-- WHAT TO DO --
Copy out all of the entries below without any change.

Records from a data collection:
****************************************
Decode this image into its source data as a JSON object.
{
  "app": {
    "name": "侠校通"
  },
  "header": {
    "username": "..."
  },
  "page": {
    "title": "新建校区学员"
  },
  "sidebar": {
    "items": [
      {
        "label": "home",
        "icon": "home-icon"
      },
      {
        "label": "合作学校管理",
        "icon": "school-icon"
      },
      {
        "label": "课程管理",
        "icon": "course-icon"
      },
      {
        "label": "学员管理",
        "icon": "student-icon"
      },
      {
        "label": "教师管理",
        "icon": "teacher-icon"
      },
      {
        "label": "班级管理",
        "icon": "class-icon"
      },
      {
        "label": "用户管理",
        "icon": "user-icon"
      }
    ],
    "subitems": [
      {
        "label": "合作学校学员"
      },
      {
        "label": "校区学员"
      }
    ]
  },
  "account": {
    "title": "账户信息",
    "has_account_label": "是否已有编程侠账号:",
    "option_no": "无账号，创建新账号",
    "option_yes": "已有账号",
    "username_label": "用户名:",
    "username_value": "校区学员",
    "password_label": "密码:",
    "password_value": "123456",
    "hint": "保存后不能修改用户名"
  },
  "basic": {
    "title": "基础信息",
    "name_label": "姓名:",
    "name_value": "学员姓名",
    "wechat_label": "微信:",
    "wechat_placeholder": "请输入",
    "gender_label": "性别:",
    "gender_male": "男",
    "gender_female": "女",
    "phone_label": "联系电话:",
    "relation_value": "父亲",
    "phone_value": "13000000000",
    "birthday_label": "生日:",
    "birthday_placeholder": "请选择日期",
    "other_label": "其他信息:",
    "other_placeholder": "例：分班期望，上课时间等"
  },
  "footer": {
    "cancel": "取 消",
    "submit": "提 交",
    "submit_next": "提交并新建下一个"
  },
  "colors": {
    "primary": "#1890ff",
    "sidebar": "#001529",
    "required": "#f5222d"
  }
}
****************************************
-- EXPECTED ANSWER --
Decode this image into its source data as a JSON object.
{
  "app": {
    "name": "侠校通"
  },
  "header": {
    "username": "..."
  },
  "page": {
    "title": "新建校区学员"
  },
  "sidebar": {
    "items": [
      {
        "label": "home",
        "icon": "home-icon"
      },
      {
        "label": "合作学校管理",
        "icon": "school-icon"
      },
      {
        "label": "课程管理",
        "icon": "course-icon"
      },
      {
        "label": "学员管理",
        "icon": "student-icon"
      },
      {
        "label": "教师管理",
        "icon": "teacher-icon"
      },
      {
        "label": "班级管理",
        "icon": "class-icon"
      },
      {
        "label": "用户管理",
        "icon": "user-icon"
      }
    ],
    "subitems": [
      {
        "label": "合作学校学员"
      },
      {
        "label": "校区学员"
      }
    ]
  },
  "account": {
    "title": "账户信息",
    "has_account_label": "是否已有编程侠账号:",
    "option_no": "无账号，创建新账号",
    "option_yes": "已有账号",
    "username_label": "用户名:",
    "username_value": "校区学员",
    "password_label": "密码:",
    "password_value": "123456",
    "hint": "保存后不能修改用户名"
  },
  "basic": {
    "title": "基础信息",
    "name_label": "姓名:",
    "name_value": "学员姓名",
    "wechat_label": "微信:",
    "wechat_placeholder": "请输入",
    "gender_label": "性别:",
    "gender_male": "男",
    "gender_female": "女",
    "phone_label": "联系电话:",
    "relation_value": "父亲",
    "phone_value": "13000000000",
    "birthday_label": "生日:",
    "birthday_placeholder": "请选择日期",
    "other_label": "其他信息:",
    "other_placeholder": "例：分班期望，上课时间等"
  },
  "footer": {
    "cancel": "取 消",
    "submit": "提 交",
    "submit_next": "提交并新建下一个"
  },
  "colors": {
    "primary": "#1890ff",
    "sidebar": "#001529",
    "required": "#f5222d"
  }
}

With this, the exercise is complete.